That would depend on where the house is and the value of the house. One thing to be aware of as an absentee landlord is someone needs to be visible to protect your interests.

5. Are there any real estate agents in the area?
There are several in Montego Bay including a Century 21 agent. Most property is not listed in the paper. The agents will show you homes based on your price range.

6. Is there a vandalism problem with foreign own property?
No. Vandalism is very low and not related to nationality.

7. What kind of medical facilities are there?
Montego Bay has a large hospital. There are also several clinics in the area. Most routine testing can be done locally without going to Kingston. At least one of the clinics will airlift you to the South Miami Hospital in case of a life threatening problem.

8. Is there homeowners insurance including flood and hurricane coverage?
Yes, but expensive. If your house is made of blocks, there isn’t much to burn or blow away. Flood concerns would be mainly on the coast and some rivers.

9. What kind of medical insurance is available?
Blue Cross has a 20/80 program which is very reasonable.

10. What kind of automobile insurance is available?
The coverage is similar to the states but less expensive after the first year. Previous driving records are required from your state or insurance company.

11. How safe is it to live in Jamaica?
Most houses are fenced and gated. The windows and doors usually have decorative grating on them. Home invasion is extremely low.

12. Are groceries expensive?
That depends on what you purchase. Imported items from the USA are more expensive than domestic. Some of the same brands in the states are available in Jamaica but come through other countries. Jamaica has several large food companies with excellent quality products.

13. What kind of stores are available for hardware, groceries and clothing?
There are several large full service hardware stores with building supplies. Jamaica has 2 grocery store chains and numerous independent stores. Good quality clothing stores can be found throughout the city, however, selection is more restrictive than the USA.

14. Are there large shopping malls?
Not as you know them. There are several shopping plazas with a variety of shops.

15. What are the water rates?
It all depends on your consumption. With septic systems instead of a municipal sewer system, the rates are low.

16. What about electricity costs?
The costs are similar to the states.

17. Is gasoline expensive?
The cost is higher than in the states but there is less driving in Jamaica.

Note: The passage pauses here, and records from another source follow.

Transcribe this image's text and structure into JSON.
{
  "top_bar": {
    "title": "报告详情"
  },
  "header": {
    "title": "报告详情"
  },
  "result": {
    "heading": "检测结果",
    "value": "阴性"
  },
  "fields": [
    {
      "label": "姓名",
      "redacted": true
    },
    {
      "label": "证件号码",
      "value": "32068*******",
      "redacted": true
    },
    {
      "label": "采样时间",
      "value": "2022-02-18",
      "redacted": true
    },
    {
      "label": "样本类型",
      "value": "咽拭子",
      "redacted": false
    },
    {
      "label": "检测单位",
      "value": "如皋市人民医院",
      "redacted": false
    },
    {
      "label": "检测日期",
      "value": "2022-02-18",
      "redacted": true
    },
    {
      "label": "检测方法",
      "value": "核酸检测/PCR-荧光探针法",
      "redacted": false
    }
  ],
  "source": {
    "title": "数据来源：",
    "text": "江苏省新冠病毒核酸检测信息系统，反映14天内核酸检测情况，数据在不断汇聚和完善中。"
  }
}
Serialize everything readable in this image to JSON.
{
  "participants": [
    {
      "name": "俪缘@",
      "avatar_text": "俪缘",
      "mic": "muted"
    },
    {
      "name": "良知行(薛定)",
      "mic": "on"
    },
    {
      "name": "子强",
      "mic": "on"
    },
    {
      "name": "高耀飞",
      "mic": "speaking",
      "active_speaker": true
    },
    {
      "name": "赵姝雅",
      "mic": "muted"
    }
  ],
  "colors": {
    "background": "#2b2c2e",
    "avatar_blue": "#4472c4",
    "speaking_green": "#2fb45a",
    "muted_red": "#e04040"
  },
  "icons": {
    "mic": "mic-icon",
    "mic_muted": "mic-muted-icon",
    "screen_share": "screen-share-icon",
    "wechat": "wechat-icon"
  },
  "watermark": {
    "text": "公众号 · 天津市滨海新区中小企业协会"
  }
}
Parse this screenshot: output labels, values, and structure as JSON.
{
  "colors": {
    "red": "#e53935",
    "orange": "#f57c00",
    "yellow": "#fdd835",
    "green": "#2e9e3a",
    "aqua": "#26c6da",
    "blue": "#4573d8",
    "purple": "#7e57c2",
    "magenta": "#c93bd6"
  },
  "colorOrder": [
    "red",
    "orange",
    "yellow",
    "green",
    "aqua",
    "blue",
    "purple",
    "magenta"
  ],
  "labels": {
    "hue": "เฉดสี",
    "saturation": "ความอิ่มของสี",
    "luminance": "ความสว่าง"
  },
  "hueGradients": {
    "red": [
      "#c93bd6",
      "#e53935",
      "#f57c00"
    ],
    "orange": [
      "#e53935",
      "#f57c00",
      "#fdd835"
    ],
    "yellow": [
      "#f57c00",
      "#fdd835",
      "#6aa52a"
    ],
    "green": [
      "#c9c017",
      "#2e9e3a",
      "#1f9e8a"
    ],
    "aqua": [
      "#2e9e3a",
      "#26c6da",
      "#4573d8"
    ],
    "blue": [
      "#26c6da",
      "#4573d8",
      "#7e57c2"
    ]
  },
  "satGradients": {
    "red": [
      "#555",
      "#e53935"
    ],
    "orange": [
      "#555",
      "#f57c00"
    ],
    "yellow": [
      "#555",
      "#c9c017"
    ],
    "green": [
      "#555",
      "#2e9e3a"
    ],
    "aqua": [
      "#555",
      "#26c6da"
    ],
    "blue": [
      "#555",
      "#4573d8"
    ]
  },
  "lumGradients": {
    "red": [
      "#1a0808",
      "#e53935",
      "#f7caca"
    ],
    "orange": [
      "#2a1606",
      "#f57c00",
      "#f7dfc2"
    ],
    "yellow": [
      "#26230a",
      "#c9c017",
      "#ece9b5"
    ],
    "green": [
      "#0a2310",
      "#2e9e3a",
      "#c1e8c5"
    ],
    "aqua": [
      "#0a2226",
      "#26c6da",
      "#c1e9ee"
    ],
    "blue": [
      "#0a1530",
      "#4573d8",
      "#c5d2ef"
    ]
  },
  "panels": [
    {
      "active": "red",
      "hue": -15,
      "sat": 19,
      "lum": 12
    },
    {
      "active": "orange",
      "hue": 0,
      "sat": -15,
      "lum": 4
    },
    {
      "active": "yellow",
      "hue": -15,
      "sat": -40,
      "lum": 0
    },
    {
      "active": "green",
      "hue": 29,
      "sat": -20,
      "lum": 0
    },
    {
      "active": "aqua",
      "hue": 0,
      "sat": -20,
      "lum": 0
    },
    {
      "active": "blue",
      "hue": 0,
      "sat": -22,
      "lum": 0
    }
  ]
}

16. Can I purchase new or used automobiles?
Yes, but the cost includes a high duty tariff. Bringing you own car would be subject to the same high duty rate.

18. Is maid service expensive?
No. Maid service can be anything from once a week to live-in, with separate quarters.

19. Are Jamaicans good workers?
Usually. If you find one who is not, there are many more to choose from.

20. Are there reasonably priced restaurants nearby?
Most of the dine-in restaurants are located in the tourist area as many hotels are not all-inclusive. There is a wide range of prices between them.

21. Is there more of Jamaica that can be seen once the normal tours are exhausted?
Yes. There are countless places to see that most tourists aren’t interested in seeing. All you need is a knowledgeable guide to find those hidden jewels.

22. Can anyone move to Jamaica?
Jamaican immigrations allows you to stay up to 6 months at a time unless you apply for permanent residency. This is a three year process. Each of those 3 years you must reapply until you become a permanent resident.

23. Can I seek employment in Jamaica?
Not normally. The exception would be if you had a particular skill not found in Jamaica. If that was the case, a work permit would be required.

24. What is your life like in Jamaica?
Daily life is the same as it would be in the states but in a different setting.

25. Do you return to the states often?
Usually about once a year.

26. What do you like best about living in Jamaica?
There are many things that make living here great but the stress-free life is what I like best.

27. What do you like least about living in Jamaica?
Not being able to understand their dialect called “patois”, which is a mix of French, Creole and English. All communications in the business place is in proper English. Only in the street will you hear them conversing in “patois”.

About the author

John Casey